TASK TO CARRY OUT: Scan the records below for the word "JSON". Copy each line where it appears.

--- --- ---

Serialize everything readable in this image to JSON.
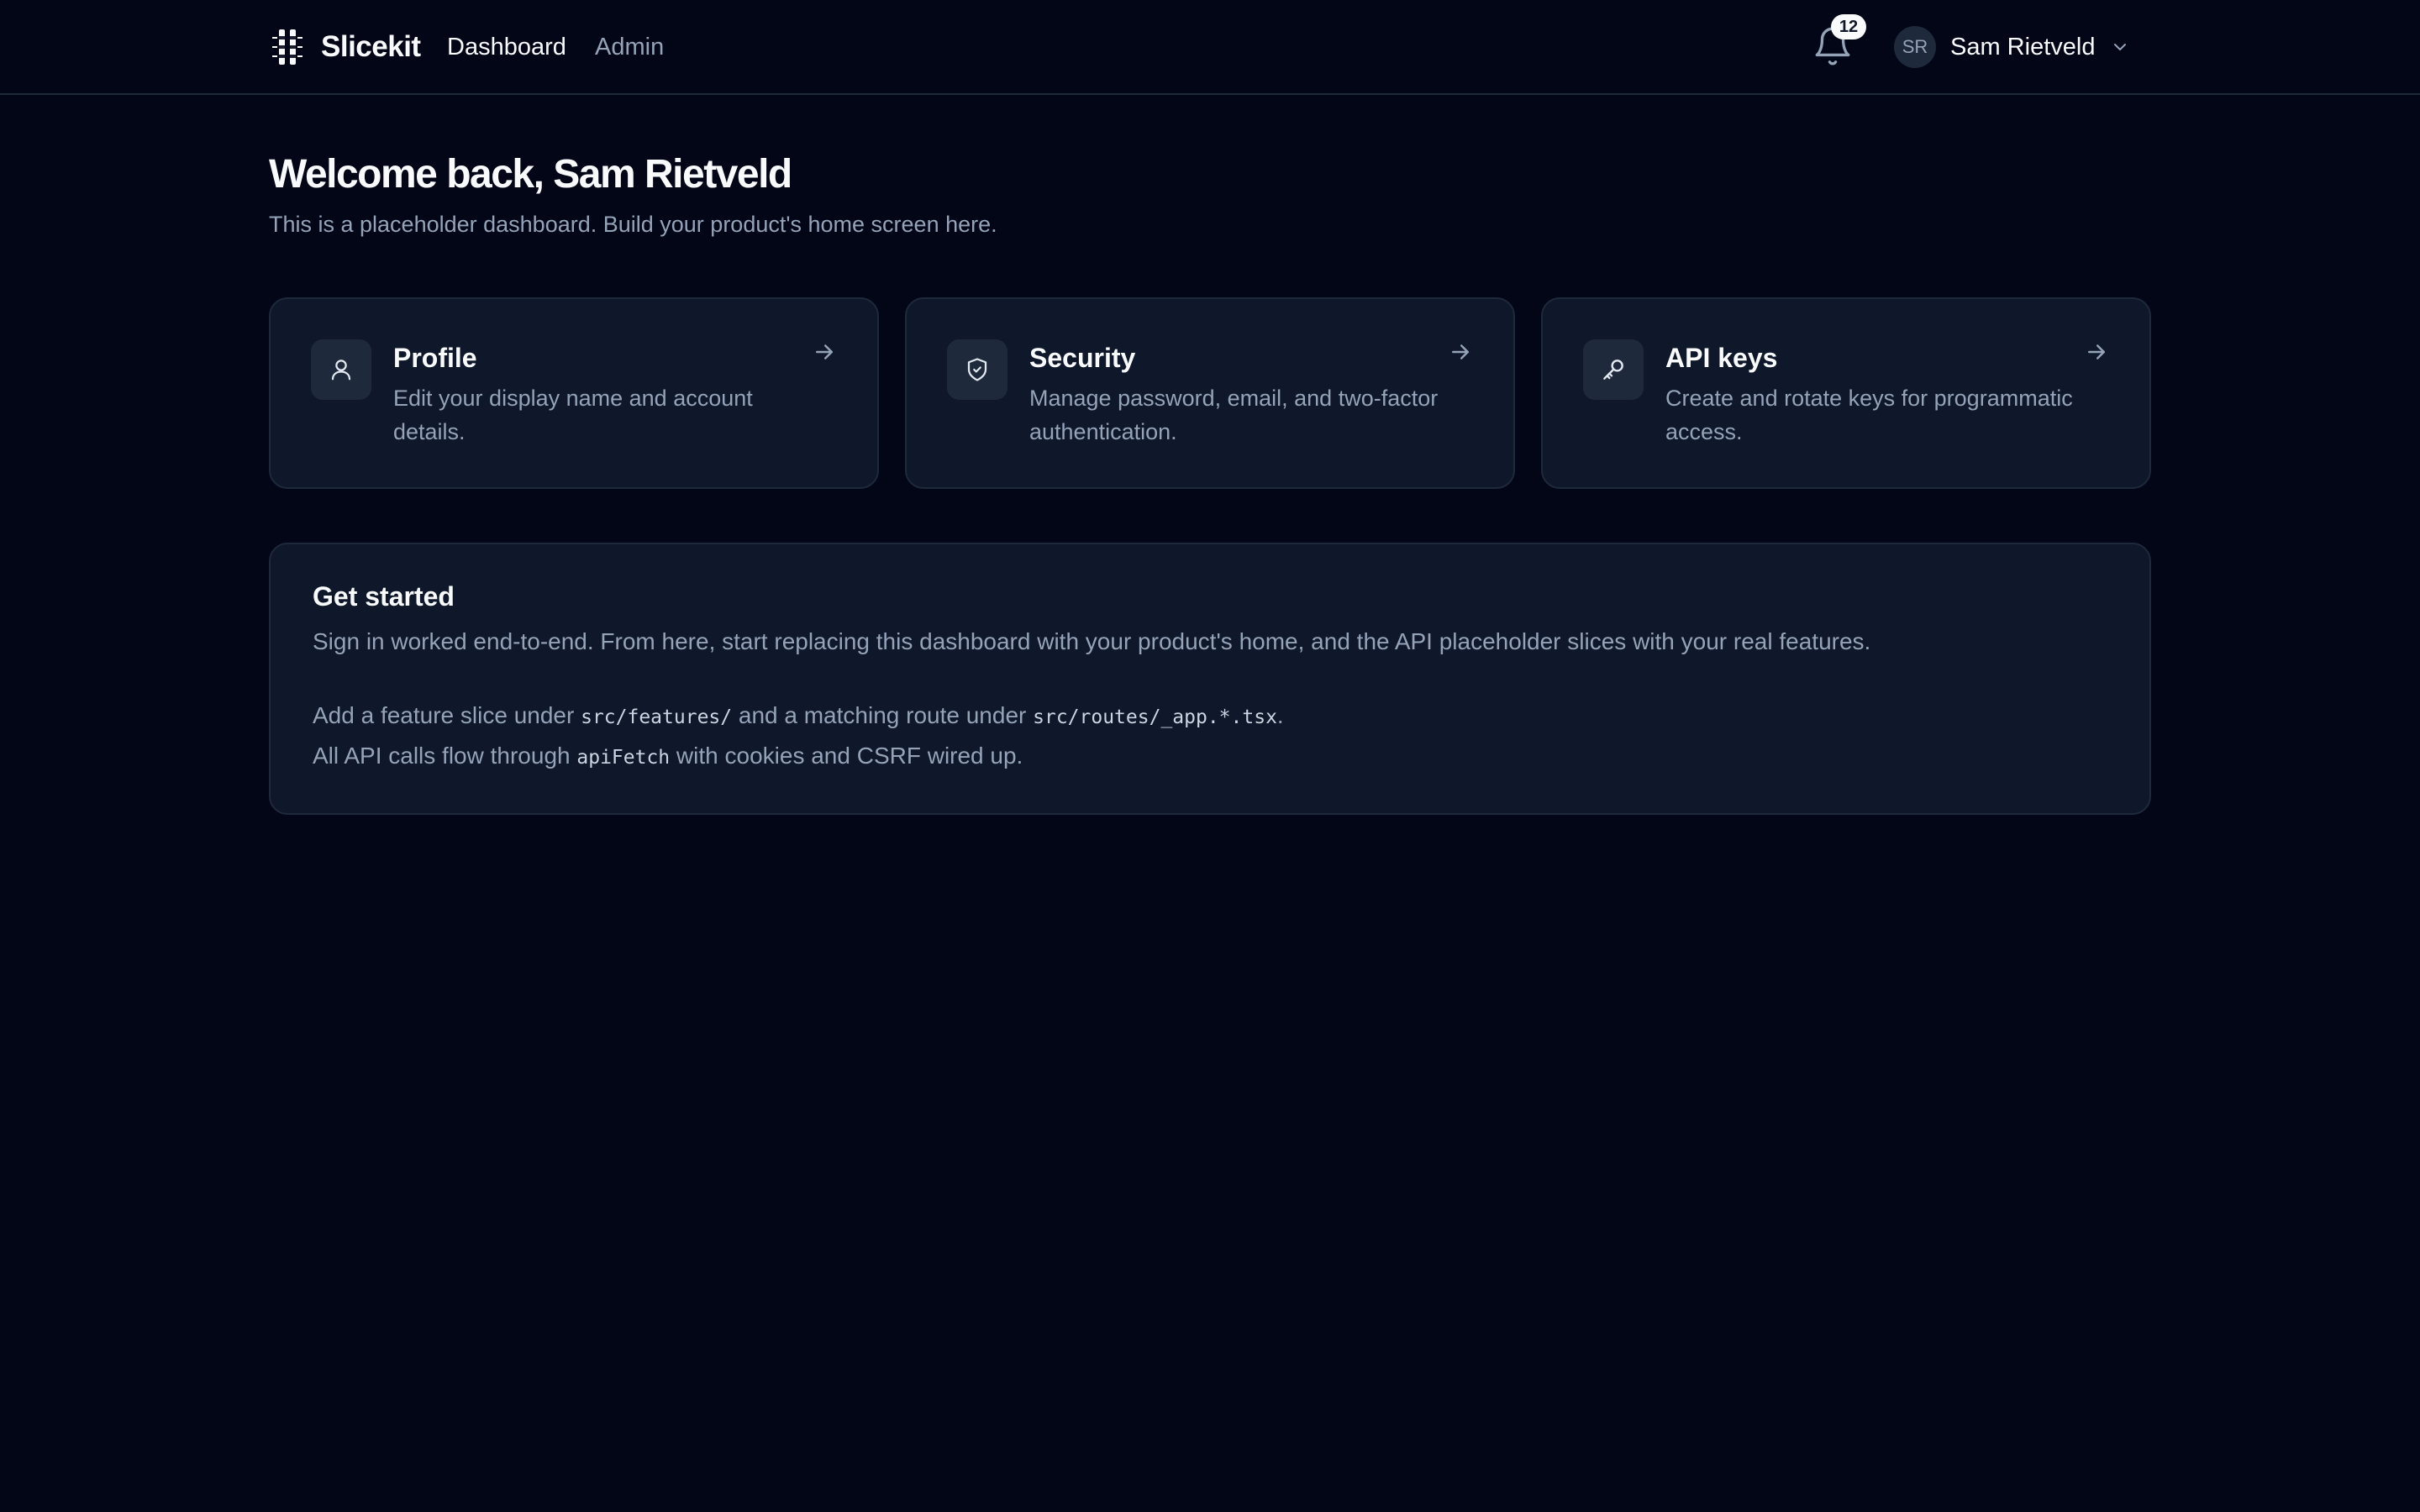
{
  "header": {
    "brand": "Slicekit",
    "nav": [
      {
        "label": "Dashboard",
        "active": true
      },
      {
        "label": "Admin",
        "active": false
      }
    ],
    "notifications_count": "12",
    "user": {
      "initials": "SR",
      "name": "Sam Rietveld"
    }
  },
  "main": {
    "welcome": "Welcome back, Sam Rietveld",
    "subtitle": "This is a placeholder dashboard. Build your product's home screen here.",
    "cards": [
      {
        "icon": "user-icon",
        "title": "Profile",
        "description": "Edit your display name and account details."
      },
      {
        "icon": "shield-check-icon",
        "title": "Security",
        "description": "Manage password, email, and two-factor authentication."
      },
      {
        "icon": "key-icon",
        "title": "API keys",
        "description": "Create and rotate keys for programmatic access."
      }
    ],
    "get_started": {
      "title": "Get started",
      "intro": "Sign in worked end-to-end. From here, start replacing this dashboard with your product's home, and the API placeholder slices with your real features.",
      "line1_a": "Add a feature slice under ",
      "line1_code1": "src/features/",
      "line1_b": " and a matching route under ",
      "line1_code2": "src/routes/_app.*.tsx",
      "line1_c": ".",
      "line2_a": "All API calls flow through ",
      "line2_code": "apiFetch",
      "line2_b": " with cookies and CSRF wired up."
    }
  },
  "colors": {
    "background": "#020617",
    "card": "#0f172a",
    "border": "#1e293b",
    "text": "#f8fafc",
    "muted": "#94a3b8"
  }
}
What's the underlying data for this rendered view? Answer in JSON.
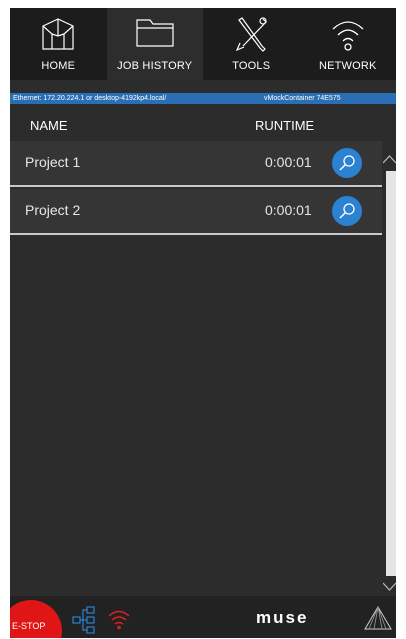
{
  "nav": {
    "tabs": [
      {
        "label": "HOME",
        "icon": "home-icon"
      },
      {
        "label": "JOB HISTORY",
        "icon": "folder-icon",
        "active": true
      },
      {
        "label": "TOOLS",
        "icon": "tools-icon"
      },
      {
        "label": "NETWORK",
        "icon": "network-icon"
      }
    ]
  },
  "status": {
    "left": "Ethernet: 172.20.224.1  or desktop-4192kp4.local/",
    "right": "vMockContainer  74E575"
  },
  "table": {
    "headers": {
      "name": "NAME",
      "runtime": "RUNTIME"
    },
    "rows": [
      {
        "name": "Project 1",
        "runtime": "0:00:01"
      },
      {
        "name": "Project 2",
        "runtime": "0:00:01"
      }
    ]
  },
  "bottom": {
    "estop": "E-STOP",
    "logo": "muse"
  },
  "colors": {
    "accent": "#2a82d0",
    "status_bar": "#2a6fb5",
    "estop": "#e01515",
    "wifi_alert": "#e02020"
  }
}
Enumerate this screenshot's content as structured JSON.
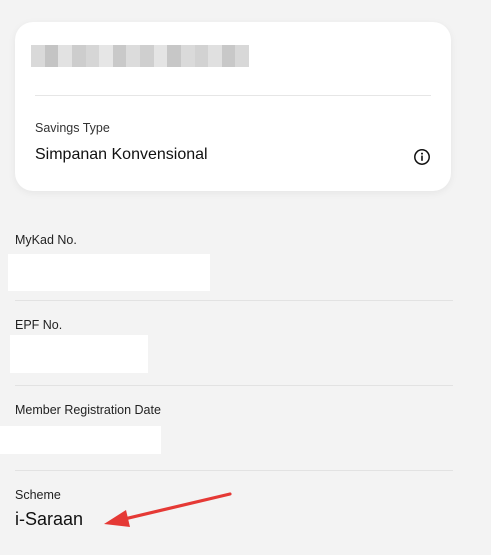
{
  "account_card": {
    "savings_type_label": "Savings Type",
    "savings_type_value": "Simpanan Konvensional",
    "info_icon": "info-circle-icon"
  },
  "fields": {
    "mykad_label": "MyKad No.",
    "epf_label": "EPF No.",
    "member_registration_date_label": "Member Registration Date",
    "scheme_label": "Scheme",
    "scheme_value": "i-Saraan"
  },
  "annotation": {
    "arrow_color": "#e53935",
    "arrow_icon": "arrow-pointer-icon"
  },
  "colors": {
    "background": "#f3f3f3",
    "card": "#ffffff"
  }
}
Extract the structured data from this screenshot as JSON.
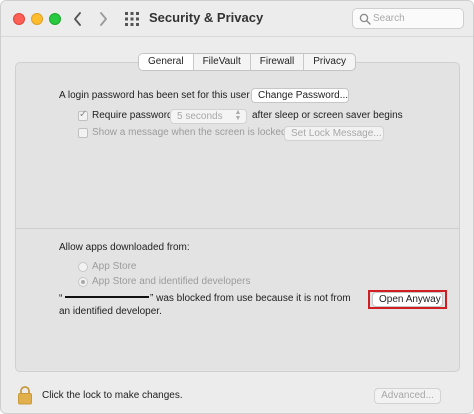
{
  "window": {
    "title": "Security & Privacy",
    "search": {
      "placeholder": "Search",
      "value": ""
    }
  },
  "tabs": [
    {
      "label": "General",
      "active": true
    },
    {
      "label": "FileVault",
      "active": false
    },
    {
      "label": "Firewall",
      "active": false
    },
    {
      "label": "Privacy",
      "active": false
    }
  ],
  "general": {
    "login_text": "A login password has been set for this user",
    "change_password_label": "Change Password...",
    "require_password": {
      "label": "Require password",
      "checked": true,
      "enabled": false
    },
    "delay_select": {
      "value": "5 seconds",
      "enabled": false
    },
    "after_sleep_text": "after sleep or screen saver begins",
    "show_message": {
      "label": "Show a message when the screen is locked",
      "checked": false,
      "enabled": false
    },
    "set_lock_message_label": "Set Lock Message..."
  },
  "apps": {
    "heading": "Allow apps downloaded from:",
    "options": [
      {
        "label": "App Store",
        "selected": false
      },
      {
        "label": "App Store and identified developers",
        "selected": true
      }
    ],
    "blocked_quote_open": "“",
    "blocked_line1": "” was blocked from use because it is not from",
    "blocked_line2": "an identified developer.",
    "open_anyway_label": "Open Anyway"
  },
  "footer": {
    "lock_text": "Click the lock to make changes.",
    "advanced_label": "Advanced..."
  },
  "colors": {
    "highlight": "#d01f23",
    "lock": "#d9a441"
  },
  "icons": {
    "lock": "lock-icon",
    "search": "search-icon",
    "grid": "grid-icon"
  }
}
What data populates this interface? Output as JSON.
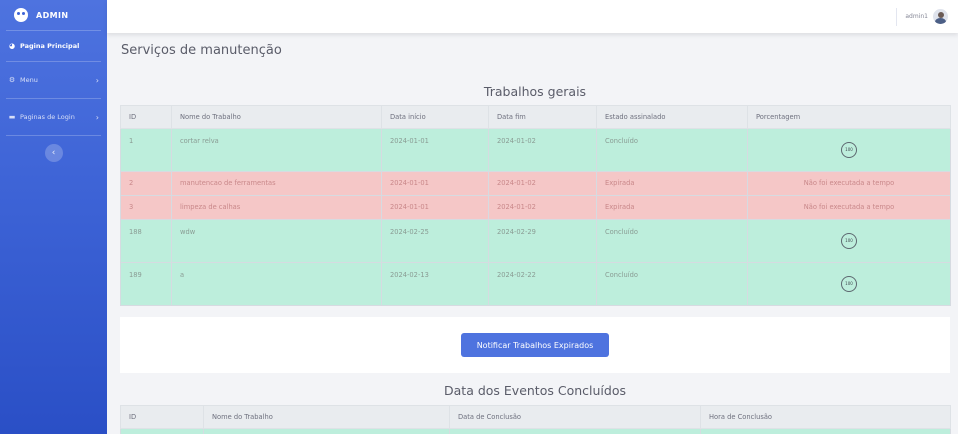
{
  "brand": {
    "name": "ADMIN"
  },
  "sidebar": {
    "items": [
      {
        "label": "Pagina Principal"
      },
      {
        "label": "Menu"
      },
      {
        "label": "Paginas de Login"
      }
    ],
    "toggle_glyph": "‹"
  },
  "topbar": {
    "user": "admin1"
  },
  "page": {
    "title": "Serviços de manutenção"
  },
  "general": {
    "title": "Trabalhos gerais",
    "headers": [
      "ID",
      "Nome do Trabalho",
      "Data início",
      "Data fim",
      "Estado assinalado",
      "Porcentagem"
    ],
    "rows": [
      {
        "id": "1",
        "name": "cortar relva",
        "start": "2024-01-01",
        "end": "2024-01-02",
        "status": "Concluído",
        "percent": "100",
        "state": "ok"
      },
      {
        "id": "2",
        "name": "manutencao de ferramentas",
        "start": "2024-01-01",
        "end": "2024-01-02",
        "status": "Expirada",
        "percent": "Não foi executada a tempo",
        "state": "exp"
      },
      {
        "id": "3",
        "name": "limpeza de calhas",
        "start": "2024-01-01",
        "end": "2024-01-02",
        "status": "Expirada",
        "percent": "Não foi executada a tempo",
        "state": "exp"
      },
      {
        "id": "188",
        "name": "wdw",
        "start": "2024-02-25",
        "end": "2024-02-29",
        "status": "Concluído",
        "percent": "100",
        "state": "ok"
      },
      {
        "id": "189",
        "name": "a",
        "start": "2024-02-13",
        "end": "2024-02-22",
        "status": "Concluído",
        "percent": "100",
        "state": "ok"
      }
    ]
  },
  "notify": {
    "label": "Notificar Trabalhos Expirados"
  },
  "completed": {
    "title": "Data dos Eventos Concluídos",
    "headers": [
      "ID",
      "Nome do Trabalho",
      "Data de Conclusão",
      "Hora de Conclusão"
    ]
  },
  "colors": {
    "primary": "#4e73df",
    "success_row": "#bdeedc",
    "expired_row": "#f5c7c7"
  }
}
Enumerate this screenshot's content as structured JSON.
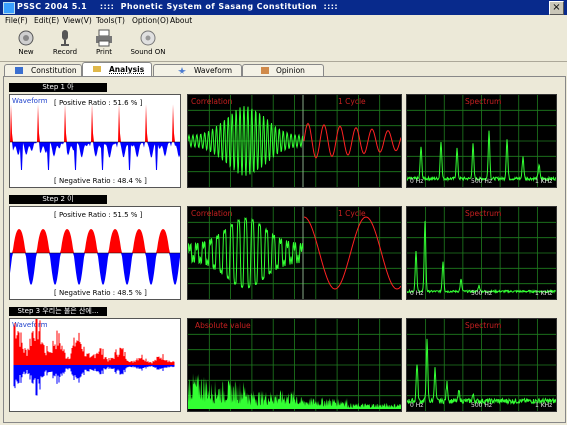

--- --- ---

SOLUTION TO THIS TASK:
Serialize everything readable in this image to JSON.
What's the underlying data for this rendered view? Answer in JSON.
Enumerate this screenshot's content as structured JSON.
Extract the structured data from this screenshot as JSON.
What data populates this interface? Output as JSON.
Enumerate this screenshot's content as structured JSON.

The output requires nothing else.